Because of this, Dennett says, arguing with religious people is like playing tennis with an opponent who lowers the net when he is playing the shot and raises it when you are. But religious believers shouldn’t continue to be allowed to have it both ways. They have managed to do so for centuries because of the idea that ‘respect for religion’ means not posing hard questions. If religious believers deny a role for reason and evidence in arguing for the existence of god, then anything goes and they are obliged to accept any nonsensical response. (This is the clever premise of the Church of the Flying Spaghetti Monster and its Pastafarian members who demand to be treated with the same respect as the older religious traditions.) Of course, such a discussion would be a waste of time for all concerned. That is why any worthwhile discussion must involve reason and evidence on all sides.
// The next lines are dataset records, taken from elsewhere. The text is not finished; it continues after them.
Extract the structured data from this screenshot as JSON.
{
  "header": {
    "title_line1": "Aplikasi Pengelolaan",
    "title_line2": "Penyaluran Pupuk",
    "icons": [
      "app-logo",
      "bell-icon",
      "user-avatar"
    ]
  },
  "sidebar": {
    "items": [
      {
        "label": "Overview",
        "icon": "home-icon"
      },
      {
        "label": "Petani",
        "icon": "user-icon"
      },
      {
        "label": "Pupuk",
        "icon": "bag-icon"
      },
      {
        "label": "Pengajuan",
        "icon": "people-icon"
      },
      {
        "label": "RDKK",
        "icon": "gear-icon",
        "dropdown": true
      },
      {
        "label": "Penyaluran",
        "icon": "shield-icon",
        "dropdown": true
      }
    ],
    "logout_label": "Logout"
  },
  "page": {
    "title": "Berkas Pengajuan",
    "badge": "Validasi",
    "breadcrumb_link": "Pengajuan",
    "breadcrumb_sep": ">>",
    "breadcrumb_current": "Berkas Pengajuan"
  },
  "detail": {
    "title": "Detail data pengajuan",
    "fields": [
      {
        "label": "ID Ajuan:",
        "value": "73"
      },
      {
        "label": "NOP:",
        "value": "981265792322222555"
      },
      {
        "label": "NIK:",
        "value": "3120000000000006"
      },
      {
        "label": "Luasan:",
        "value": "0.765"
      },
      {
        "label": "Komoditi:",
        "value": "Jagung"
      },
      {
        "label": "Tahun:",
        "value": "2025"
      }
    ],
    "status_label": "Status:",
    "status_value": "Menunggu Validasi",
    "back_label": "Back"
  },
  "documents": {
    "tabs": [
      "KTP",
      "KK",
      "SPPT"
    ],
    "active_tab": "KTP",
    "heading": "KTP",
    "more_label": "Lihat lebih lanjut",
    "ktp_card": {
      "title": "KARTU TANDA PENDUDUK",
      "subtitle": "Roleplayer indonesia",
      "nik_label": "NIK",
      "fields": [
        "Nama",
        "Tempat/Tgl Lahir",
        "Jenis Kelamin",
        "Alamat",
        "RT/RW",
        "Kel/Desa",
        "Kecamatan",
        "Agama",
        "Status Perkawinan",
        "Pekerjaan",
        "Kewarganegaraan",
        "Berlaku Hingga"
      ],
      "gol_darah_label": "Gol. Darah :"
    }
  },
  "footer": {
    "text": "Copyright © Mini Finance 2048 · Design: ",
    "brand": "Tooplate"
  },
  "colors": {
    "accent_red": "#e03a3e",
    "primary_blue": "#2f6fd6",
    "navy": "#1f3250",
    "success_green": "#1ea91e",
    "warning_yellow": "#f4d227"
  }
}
What I hope this series of posts has done is convince the reader that advances in knowledge in science and other fields over the last two centuries has made god obsolete and redundant. That is a good thing because if we are to have any hope for humankind to overcome its petty tribal differences, it is essential that religion and its associated superstitions be eliminated from the public sphere and religion be categorized along with astrology, alchemy, and witchcraft as beliefs that may have some interest as cultural and historical phenomena but which only the naïve and gullible accept as having any lasting value.
God is dead. Sooner or later, religious people will have to move past their current stage of denial of this fact and accept that reality.
POST SCRIPT: Lewis Black on the economic stimulus package</strong